Metro Pacific unit sets up ADR system.
Byline: Doris C. Dumlao
INFRASTRUCTURE holding firm Metro Pacific Investments Corp. has set up an American depositary receipt (ADR) system in a bid to increase its visibility and name recognition in the investor community in the United States.
In an interview last week, MPIC chief finance officer David Nicol said common shares which were part of MPIC's existing public float were put into the ADR through appointed depositary bank Deutsche Bank.
Nicol said 100 million was the "absolute maximum" number of underlying MPIC shares put into the ADR, which would be sold based on demand.
"The 100 million are existing MPIC shares that investors can buy through ADRs," he said.
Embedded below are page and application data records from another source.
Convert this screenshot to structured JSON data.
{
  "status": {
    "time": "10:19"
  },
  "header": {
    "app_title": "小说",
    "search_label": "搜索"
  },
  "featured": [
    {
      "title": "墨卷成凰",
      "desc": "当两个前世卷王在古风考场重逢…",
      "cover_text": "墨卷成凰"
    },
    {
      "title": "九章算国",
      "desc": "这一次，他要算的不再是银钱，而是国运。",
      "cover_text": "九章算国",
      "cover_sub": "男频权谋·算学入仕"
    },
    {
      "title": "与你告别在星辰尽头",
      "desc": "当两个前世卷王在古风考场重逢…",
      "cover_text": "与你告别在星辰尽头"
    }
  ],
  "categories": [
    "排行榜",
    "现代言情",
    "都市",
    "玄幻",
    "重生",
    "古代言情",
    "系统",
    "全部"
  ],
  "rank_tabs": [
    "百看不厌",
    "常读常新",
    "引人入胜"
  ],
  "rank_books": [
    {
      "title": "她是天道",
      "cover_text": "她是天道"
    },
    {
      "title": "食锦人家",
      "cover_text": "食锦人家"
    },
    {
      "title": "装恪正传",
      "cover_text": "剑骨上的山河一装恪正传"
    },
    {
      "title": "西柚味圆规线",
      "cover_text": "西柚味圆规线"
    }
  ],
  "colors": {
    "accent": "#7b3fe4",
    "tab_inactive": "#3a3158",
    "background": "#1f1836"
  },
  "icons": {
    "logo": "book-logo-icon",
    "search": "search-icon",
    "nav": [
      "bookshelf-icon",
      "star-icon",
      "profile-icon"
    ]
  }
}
In general, ADRs refer to negotiable certificate issued by a bank in the US that serve as a proxy to a specified number of shares in a foreign stock that are traded on the stock exchange. They are denominated in US dollars, with the underlying security held by a US financial institution. Such an instrument is deemed as a good option to acquire an interest in a foreign company while collecting dividends and capital gains in US-dollar denomination.
In this case, each ADR will represent 200 ordinary common shares of MPIC that are already existing and traded on the Philippine Stock Exchange.
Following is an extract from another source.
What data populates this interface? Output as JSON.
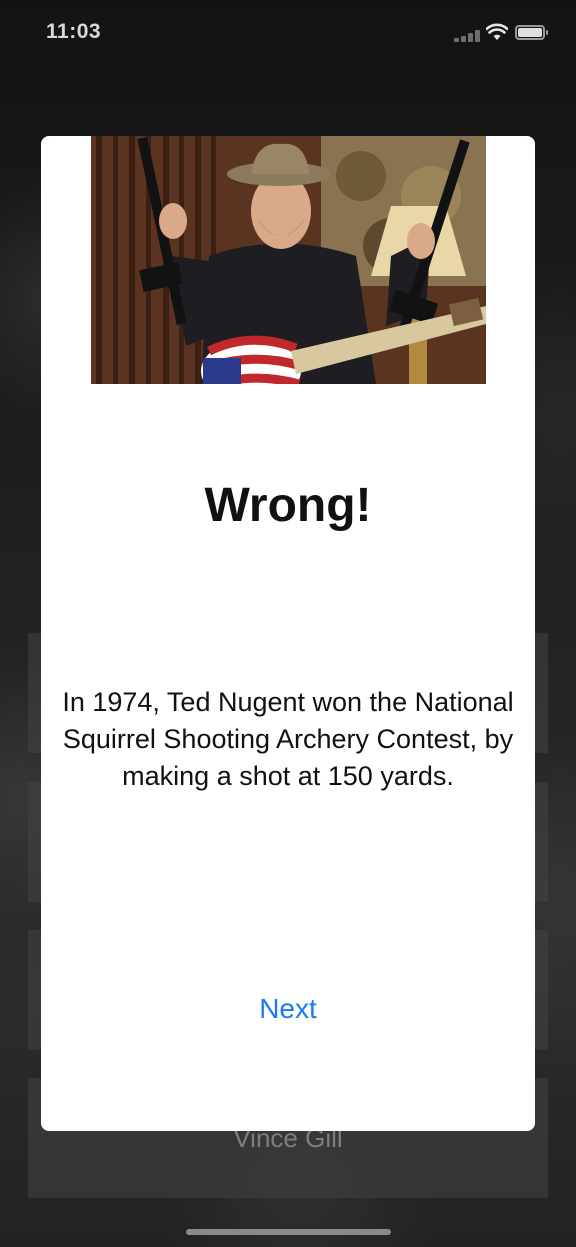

Nicol said the ADRs would mirror economic interest in underlying MPIC shares. The US dollar conversion of MPIC shares are still "incredibly low" at 10 to 11 cents, implying that Deutsche Bank has to pool more shares for each ADR to be at par with US standards.
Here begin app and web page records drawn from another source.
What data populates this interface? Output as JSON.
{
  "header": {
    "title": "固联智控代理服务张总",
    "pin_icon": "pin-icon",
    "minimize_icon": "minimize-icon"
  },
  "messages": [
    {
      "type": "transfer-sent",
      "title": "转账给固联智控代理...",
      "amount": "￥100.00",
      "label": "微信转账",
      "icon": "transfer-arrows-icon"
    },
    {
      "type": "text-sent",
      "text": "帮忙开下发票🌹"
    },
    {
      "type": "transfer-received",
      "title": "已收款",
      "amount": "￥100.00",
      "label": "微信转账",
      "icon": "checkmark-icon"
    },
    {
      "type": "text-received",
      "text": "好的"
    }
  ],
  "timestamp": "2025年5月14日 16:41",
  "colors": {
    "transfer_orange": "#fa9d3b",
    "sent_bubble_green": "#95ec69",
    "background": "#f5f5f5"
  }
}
"If someone wants to buy an ADR then Deutsche Bank is going to the market here and find someone willing to buy the shares to put on to the ADR," Nicol said.
"It's good for the shareholder base because the more people buy, the more interest there will be in the company," he added.
What was set up last week was a "level 1" ADR program through appointed depositary Deutsche Bank. This is the simplest form of sponsored ADR, which means that it is a non-capital raising activity and MPIC will not have the benefit of listing on the US stock exchange. However, its ADRs can be traded over the counter and there are no reporting obligations to the US stock exchanges.
A "Level 2" sponsored ADR is also noncapital raising but allows the issuer to attain full listing on the US stock exchange, which means it has to comply with reportorial obligations.
"Level 3" is the capital-raising exercise, which means the issuer is selling ADRs to get new money. It gets the benefit of listing and its security is treated like that of any mainstream US company, subject to reportorial obligations.
Nicol said MPIC had no plan to increase the level of its ADRs. "The capital market has evolved so much that debt in Philippine market is great and we have no intention to raise the money. If we have to raise more money, the (local) market can take it without worrying about the US," he said.